Your answer must be a single number: how many lines in the records below contain the word "JSON".
((
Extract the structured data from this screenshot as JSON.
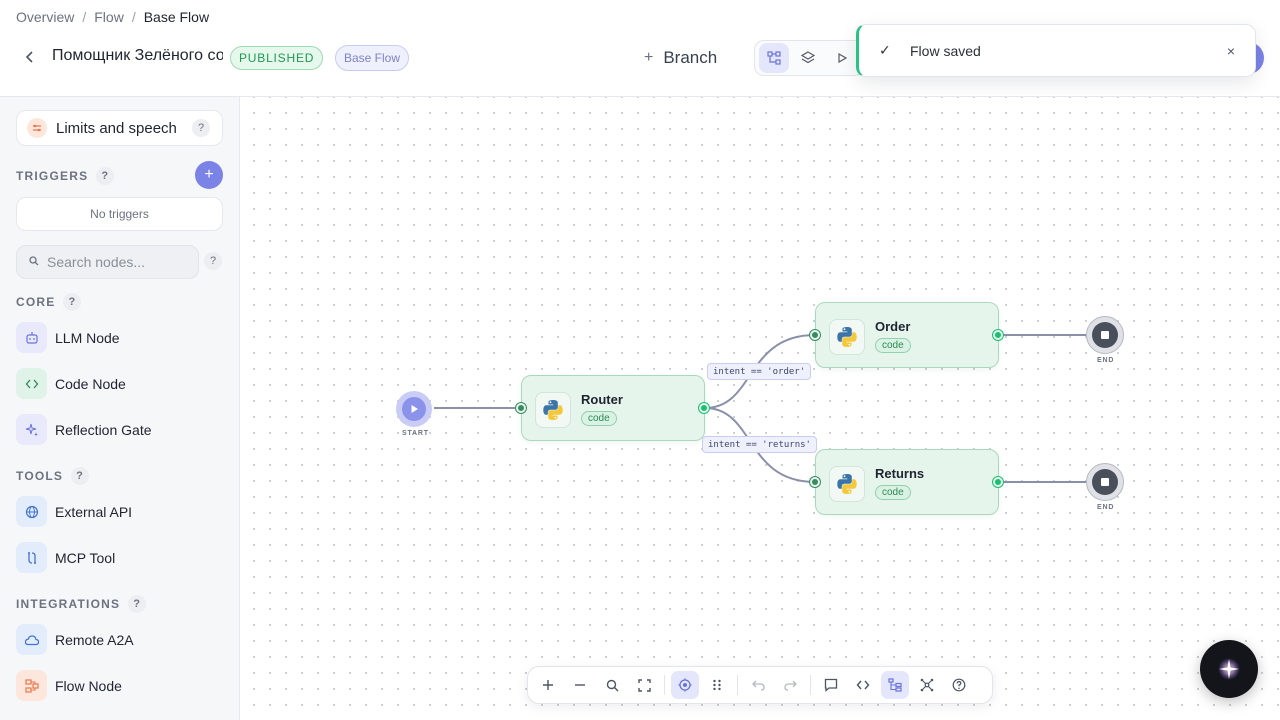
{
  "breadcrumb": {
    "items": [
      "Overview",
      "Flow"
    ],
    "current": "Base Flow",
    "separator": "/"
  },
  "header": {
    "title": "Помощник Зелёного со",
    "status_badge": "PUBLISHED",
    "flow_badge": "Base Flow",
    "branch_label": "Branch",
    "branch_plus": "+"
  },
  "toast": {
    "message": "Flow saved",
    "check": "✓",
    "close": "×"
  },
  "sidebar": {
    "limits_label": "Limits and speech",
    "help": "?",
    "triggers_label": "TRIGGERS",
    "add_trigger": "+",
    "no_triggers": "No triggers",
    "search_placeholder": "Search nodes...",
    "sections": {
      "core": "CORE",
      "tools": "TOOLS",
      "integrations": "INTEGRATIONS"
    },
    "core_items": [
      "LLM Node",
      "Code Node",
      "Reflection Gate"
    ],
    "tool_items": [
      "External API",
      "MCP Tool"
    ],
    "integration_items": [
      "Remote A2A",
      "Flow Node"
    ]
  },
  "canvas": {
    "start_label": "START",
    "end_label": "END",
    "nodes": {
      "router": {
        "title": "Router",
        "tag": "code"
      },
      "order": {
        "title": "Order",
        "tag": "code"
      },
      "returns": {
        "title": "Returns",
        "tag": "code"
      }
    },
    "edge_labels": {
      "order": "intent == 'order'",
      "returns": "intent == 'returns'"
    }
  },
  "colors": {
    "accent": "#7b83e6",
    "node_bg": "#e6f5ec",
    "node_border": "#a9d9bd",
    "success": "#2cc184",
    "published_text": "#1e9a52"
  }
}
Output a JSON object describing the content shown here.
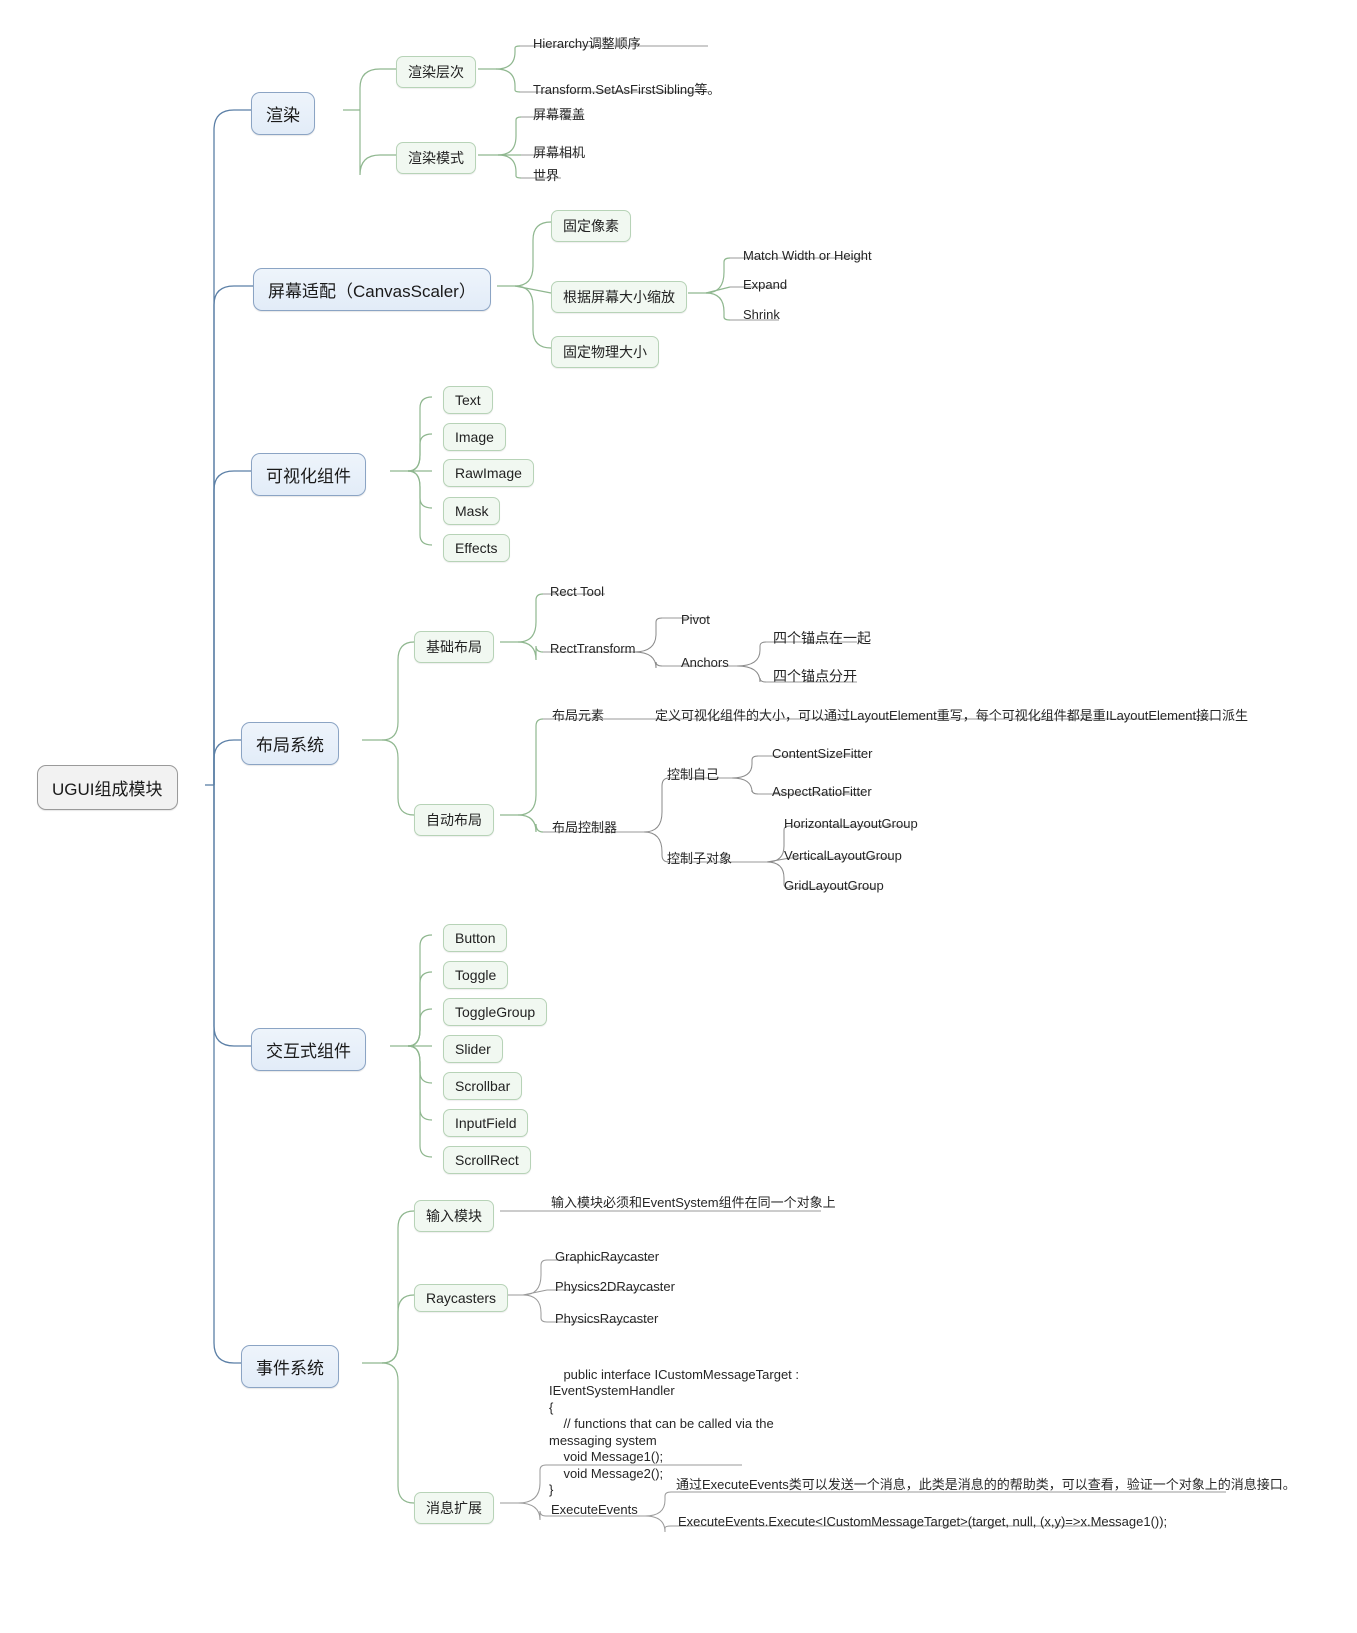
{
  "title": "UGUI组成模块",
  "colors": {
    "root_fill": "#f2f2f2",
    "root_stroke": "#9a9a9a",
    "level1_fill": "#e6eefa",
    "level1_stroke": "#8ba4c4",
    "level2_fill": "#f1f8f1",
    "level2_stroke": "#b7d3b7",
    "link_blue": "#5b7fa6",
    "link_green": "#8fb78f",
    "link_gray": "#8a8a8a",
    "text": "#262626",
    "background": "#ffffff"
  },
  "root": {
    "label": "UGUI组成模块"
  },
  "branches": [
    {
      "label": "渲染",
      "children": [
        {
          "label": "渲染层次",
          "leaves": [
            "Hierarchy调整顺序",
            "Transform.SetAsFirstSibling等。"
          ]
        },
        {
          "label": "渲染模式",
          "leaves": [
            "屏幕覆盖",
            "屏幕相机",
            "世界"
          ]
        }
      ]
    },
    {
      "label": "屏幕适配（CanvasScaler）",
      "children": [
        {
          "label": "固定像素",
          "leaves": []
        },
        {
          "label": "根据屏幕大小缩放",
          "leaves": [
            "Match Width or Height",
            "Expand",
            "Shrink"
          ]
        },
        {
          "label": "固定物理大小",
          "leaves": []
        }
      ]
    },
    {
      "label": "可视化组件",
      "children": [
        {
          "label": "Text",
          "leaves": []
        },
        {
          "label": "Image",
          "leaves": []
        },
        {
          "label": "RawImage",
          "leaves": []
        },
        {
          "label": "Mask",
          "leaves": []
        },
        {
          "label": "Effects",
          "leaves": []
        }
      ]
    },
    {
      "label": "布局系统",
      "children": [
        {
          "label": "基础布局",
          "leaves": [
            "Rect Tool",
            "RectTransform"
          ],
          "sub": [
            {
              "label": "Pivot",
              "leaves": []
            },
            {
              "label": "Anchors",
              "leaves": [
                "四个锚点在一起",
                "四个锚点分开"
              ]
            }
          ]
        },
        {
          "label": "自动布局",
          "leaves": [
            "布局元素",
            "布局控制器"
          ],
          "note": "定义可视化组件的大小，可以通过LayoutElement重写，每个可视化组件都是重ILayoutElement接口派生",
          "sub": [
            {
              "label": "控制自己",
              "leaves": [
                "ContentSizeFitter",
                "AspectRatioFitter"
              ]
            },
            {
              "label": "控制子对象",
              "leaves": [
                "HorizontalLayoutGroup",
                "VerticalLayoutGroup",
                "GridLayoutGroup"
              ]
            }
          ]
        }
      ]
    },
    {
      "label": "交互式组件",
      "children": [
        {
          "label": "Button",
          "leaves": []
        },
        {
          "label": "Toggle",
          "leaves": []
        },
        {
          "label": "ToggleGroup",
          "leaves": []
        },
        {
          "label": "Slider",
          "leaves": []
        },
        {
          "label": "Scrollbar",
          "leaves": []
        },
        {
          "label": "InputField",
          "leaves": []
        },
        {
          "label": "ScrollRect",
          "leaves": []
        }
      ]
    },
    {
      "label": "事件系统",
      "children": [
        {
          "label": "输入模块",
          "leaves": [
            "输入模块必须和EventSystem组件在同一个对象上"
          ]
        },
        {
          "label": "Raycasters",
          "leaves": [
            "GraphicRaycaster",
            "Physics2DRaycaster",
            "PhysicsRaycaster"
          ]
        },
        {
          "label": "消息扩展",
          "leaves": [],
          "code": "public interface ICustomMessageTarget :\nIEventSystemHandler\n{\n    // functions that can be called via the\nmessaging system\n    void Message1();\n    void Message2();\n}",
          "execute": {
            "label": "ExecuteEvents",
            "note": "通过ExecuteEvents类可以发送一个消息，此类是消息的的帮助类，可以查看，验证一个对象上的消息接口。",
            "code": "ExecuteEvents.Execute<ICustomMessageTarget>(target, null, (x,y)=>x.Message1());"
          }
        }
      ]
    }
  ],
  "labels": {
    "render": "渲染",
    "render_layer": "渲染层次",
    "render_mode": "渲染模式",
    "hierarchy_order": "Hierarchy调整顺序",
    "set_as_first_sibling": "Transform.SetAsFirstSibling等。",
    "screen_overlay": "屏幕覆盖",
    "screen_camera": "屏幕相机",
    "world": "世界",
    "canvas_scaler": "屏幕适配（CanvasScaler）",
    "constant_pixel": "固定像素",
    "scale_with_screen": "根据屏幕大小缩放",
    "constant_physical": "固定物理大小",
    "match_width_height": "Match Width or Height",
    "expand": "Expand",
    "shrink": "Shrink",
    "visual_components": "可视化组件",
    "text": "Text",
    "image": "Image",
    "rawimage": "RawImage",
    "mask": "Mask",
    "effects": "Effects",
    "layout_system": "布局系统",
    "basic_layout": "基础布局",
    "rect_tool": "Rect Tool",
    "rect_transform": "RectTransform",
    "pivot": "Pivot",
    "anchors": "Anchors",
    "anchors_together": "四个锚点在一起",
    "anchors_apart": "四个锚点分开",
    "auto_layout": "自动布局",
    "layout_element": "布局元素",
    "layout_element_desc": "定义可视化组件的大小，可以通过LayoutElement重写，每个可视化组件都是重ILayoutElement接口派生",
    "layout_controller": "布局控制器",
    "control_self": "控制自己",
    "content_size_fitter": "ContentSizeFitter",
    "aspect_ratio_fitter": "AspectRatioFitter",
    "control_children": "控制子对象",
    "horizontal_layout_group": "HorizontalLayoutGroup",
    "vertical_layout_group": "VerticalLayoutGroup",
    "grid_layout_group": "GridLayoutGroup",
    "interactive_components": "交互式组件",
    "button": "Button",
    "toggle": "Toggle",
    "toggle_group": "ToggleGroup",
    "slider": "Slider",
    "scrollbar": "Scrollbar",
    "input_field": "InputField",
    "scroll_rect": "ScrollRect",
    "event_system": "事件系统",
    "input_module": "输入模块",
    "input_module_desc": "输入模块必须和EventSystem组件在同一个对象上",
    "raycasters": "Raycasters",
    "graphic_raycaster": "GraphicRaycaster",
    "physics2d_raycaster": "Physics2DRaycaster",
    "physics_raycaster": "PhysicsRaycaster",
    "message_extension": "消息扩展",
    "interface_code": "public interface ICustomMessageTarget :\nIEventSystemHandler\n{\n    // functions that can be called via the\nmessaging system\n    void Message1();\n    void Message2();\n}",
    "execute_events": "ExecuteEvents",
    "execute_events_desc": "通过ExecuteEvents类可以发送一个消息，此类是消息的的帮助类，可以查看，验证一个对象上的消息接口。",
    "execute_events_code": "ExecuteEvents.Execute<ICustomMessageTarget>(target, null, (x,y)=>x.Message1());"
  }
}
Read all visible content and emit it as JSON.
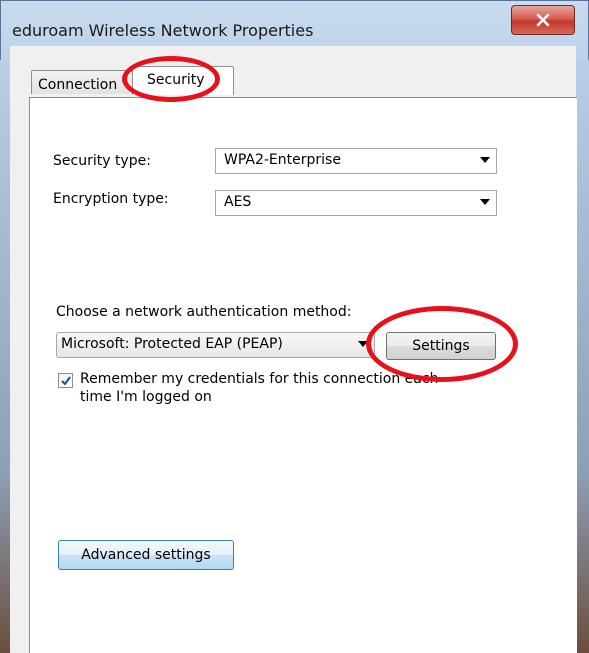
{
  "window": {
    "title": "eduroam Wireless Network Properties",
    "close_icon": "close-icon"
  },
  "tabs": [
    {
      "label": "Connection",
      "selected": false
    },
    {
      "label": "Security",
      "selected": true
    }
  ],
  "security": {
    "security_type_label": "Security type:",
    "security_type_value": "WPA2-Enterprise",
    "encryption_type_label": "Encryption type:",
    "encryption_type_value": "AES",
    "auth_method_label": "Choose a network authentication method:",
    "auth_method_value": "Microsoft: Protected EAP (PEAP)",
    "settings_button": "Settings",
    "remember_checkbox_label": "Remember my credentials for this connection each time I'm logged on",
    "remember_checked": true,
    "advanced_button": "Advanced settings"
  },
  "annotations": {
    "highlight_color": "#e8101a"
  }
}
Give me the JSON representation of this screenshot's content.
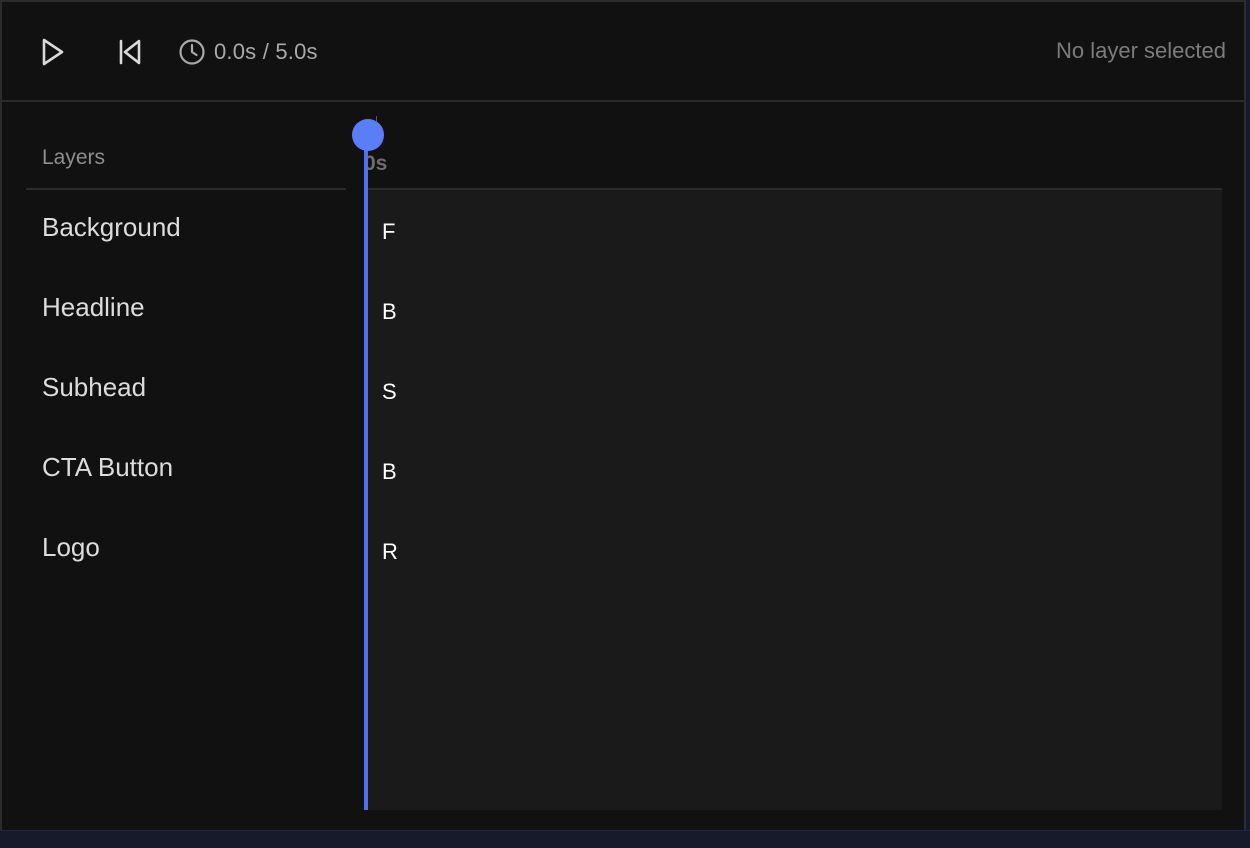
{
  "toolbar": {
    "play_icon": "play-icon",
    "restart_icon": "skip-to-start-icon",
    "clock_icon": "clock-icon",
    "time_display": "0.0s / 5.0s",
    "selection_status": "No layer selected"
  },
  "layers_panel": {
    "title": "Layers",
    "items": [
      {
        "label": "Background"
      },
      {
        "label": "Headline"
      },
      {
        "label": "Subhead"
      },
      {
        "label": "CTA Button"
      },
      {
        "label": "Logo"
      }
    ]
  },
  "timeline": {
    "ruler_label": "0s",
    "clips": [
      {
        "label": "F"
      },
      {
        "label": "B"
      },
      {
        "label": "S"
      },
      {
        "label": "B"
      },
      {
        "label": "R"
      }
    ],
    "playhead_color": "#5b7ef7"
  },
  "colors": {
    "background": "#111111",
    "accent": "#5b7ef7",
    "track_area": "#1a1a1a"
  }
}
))
**EXERCISE OUTPUT**
4